Segment Open

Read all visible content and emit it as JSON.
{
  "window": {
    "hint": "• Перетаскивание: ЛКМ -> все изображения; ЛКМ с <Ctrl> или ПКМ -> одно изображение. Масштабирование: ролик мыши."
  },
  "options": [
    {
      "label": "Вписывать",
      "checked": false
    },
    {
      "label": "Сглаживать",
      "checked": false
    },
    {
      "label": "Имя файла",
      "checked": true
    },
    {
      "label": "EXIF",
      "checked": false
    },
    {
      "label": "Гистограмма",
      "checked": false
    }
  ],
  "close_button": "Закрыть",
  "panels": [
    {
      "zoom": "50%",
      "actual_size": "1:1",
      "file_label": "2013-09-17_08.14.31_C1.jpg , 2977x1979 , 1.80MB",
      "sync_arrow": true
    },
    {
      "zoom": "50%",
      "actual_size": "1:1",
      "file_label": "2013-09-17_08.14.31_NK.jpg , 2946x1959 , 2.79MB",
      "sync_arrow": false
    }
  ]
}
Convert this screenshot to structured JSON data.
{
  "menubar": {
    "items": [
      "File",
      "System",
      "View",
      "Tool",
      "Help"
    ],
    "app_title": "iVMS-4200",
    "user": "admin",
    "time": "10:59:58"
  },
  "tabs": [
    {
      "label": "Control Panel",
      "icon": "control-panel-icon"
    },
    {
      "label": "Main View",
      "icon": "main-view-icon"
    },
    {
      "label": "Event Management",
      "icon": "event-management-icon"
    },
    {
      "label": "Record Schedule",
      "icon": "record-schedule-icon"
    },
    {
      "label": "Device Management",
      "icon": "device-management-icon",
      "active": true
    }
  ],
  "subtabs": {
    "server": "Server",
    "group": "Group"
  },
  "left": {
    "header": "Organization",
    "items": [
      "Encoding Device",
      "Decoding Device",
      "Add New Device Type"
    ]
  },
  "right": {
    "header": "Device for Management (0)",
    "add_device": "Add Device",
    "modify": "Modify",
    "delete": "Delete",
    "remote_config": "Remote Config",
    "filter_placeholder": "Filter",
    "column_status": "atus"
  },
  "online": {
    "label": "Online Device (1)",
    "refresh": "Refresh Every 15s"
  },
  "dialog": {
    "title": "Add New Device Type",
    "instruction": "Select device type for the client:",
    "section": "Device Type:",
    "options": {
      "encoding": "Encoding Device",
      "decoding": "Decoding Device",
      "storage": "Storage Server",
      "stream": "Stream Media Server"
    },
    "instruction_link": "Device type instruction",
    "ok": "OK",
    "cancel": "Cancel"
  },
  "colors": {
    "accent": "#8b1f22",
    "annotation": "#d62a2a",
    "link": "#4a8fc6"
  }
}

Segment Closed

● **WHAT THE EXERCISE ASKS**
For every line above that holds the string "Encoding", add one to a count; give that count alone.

● **OUTPUT OF THE EXERCISE**
2